PEMBROKESHIRE’S cabinet has given its seal of approval to a draft budget - including a 10 per cent council tax rise – attempting to overcome a £19million funding gap for 2019-20.

Residents face council tax rises and the threat of redundancy hangs over teachers as pressures on the county council’s budget mount.

These include a reduction in local government settlement from Welsh Government, an increase in teacher pay and pensions, providing care for customers of collapsed company Allied Healthcare and out of county care placement pressures.

The council awaits a final decision on its settlement from Cardiff Bay along with the final word on whether there will be funding available for an increase in pension rates from 16 per cent to 23 per cent at a cost of £0.8million.

“The council will aim to bridge the £19.6m projected funding gap for 2019-20 and the £57.3m projected funding gap for the MTFP 2019-20 to 2022-23 by a combination of additional income generated from an increase in council tax and the identification and achievement of cost reductions/efficiencies,” cabinet member for finance Cllr Bob Kilmister said on Monday (December 3).

A council tax rise of 10 per cent – £98.28 a year or £1.98 a week for a band D property – was chosen following discussion of five options including a worse-case scenario of 28 per cent.

Members were reminded that it was only in the last two years that a draft budget had been prepared for discussion and scrutiny with the “window to complete it very small.”

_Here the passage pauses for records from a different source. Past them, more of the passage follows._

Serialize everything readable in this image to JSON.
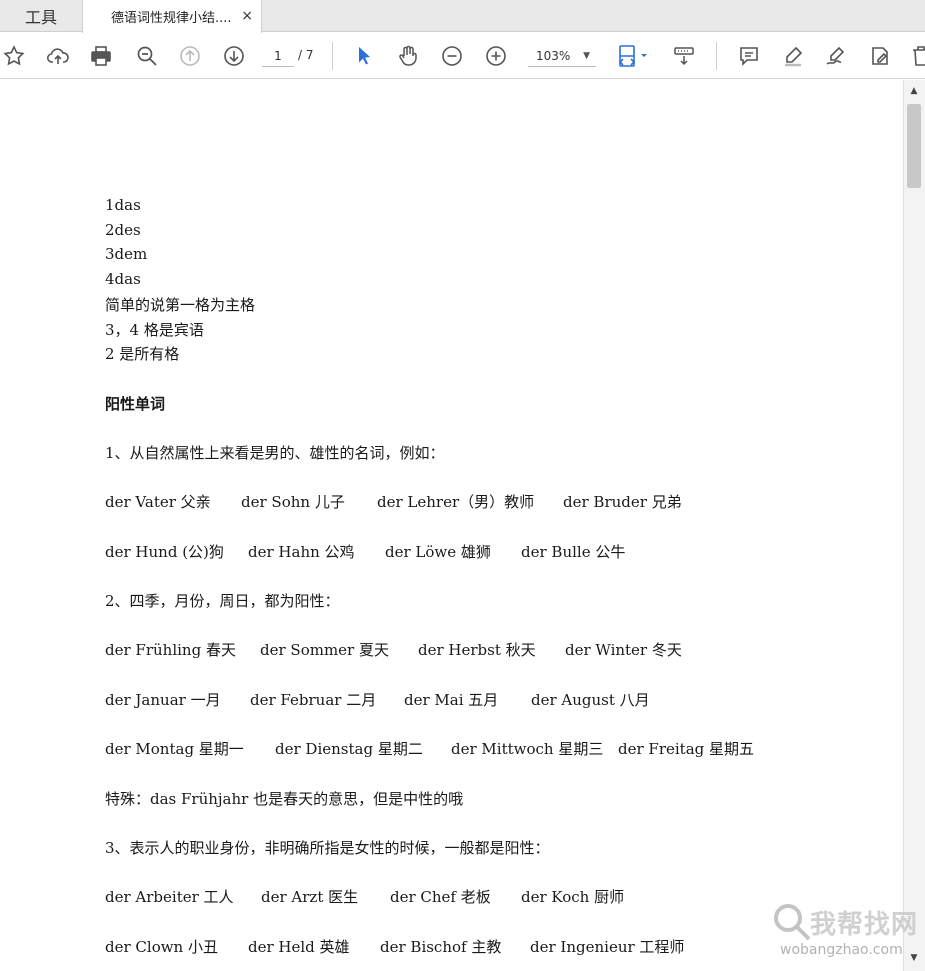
{
  "tabs": {
    "tools_label": "工具",
    "document_title": "德语词性规律小结....",
    "close_glyph": "×"
  },
  "toolbar": {
    "page_current": "1",
    "page_total": "/ 7",
    "zoom": "103%",
    "icons": [
      "star-icon",
      "cloud-upload-icon",
      "print-icon",
      "search-zoom-icon",
      "page-up-icon",
      "page-down-icon",
      "select-pointer-icon",
      "hand-tool-icon",
      "zoom-out-icon",
      "zoom-in-icon",
      "fit-page-icon",
      "read-mode-icon",
      "comment-icon",
      "highlight-icon",
      "sign-icon",
      "share-edit-icon",
      "delete-icon"
    ]
  },
  "document": {
    "lines": [
      {
        "text": "1das"
      },
      {
        "text": "2des"
      },
      {
        "text": "3dem"
      },
      {
        "text": "4das"
      },
      {
        "text": "简单的说第一格为主格"
      },
      {
        "text": "3，4 格是宾语"
      },
      {
        "text": "2 是所有格"
      },
      {
        "text": "阳性单词",
        "bold": true
      },
      {
        "text": "1、从自然属性上来看是男的、雄性的名词，例如："
      },
      {
        "items": [
          "der Vater  父亲",
          "der Sohn  儿子",
          "der Lehrer（男）教师",
          "der Bruder  兄弟"
        ]
      },
      {
        "items": [
          "der Hund (公)狗",
          "der Hahn  公鸡",
          "der Löwe  雄狮",
          "der Bulle  公牛"
        ]
      },
      {
        "text": "2、四季，月份，周日，都为阳性："
      },
      {
        "items": [
          "der Frühling  春天",
          "der Sommer  夏天",
          "der Herbst  秋天",
          "der Winter  冬天"
        ]
      },
      {
        "items": [
          "der Januar  一月",
          "der Februar  二月",
          "der Mai  五月",
          "der August  八月"
        ]
      },
      {
        "items": [
          "der Montag  星期一",
          "der Dienstag  星期二",
          "der Mittwoch  星期三",
          "der Freitag  星期五"
        ]
      },
      {
        "text": "特殊：das Frühjahr 也是春天的意思，但是中性的哦"
      },
      {
        "text": "3、表示人的职业身份，非明确所指是女性的时候，一般都是阳性："
      },
      {
        "items": [
          "der Arbeiter  工人",
          "der Arzt  医生",
          "der Chef  老板",
          "der Koch  厨师"
        ]
      },
      {
        "items": [
          "der Clown  小丑",
          "der Held  英雄",
          "der Bischof  主教",
          "der Ingenieur  工程师"
        ]
      }
    ]
  },
  "watermark": {
    "cn": "我帮找网",
    "en": "wobangzhao.com"
  },
  "colors": {
    "accent": "#2a6fdb",
    "icon": "#555555"
  }
}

Around £15.5million cost reductions and efficiencies had already been identified, said Cllr Kilmister, who added that a contingency of around £1million was recommended to cover “unknown financial pressures.”

This was to “cover what we don’t know, not what is already in the budget,” he added.

Schools and social services have to “flat line” their budget while all other departments must make an eight per cent cut to their “controllable budgets.”

Cabinet agreed recommendations that the draft budget be approved, prior to full council consideration, and a preferred option council tax rise of 10 per cent, with further increases of £92 a year in 2020-21, £94 in 2021-22 and £98 in 2023-24 proposed.

The draft will go to full council on December 13 and will also be considered by all overview and scrutiny committees in the coming weeks.

The financial budget decisions will be taken in February next year, following a public consultation starting on December 17 until January 20.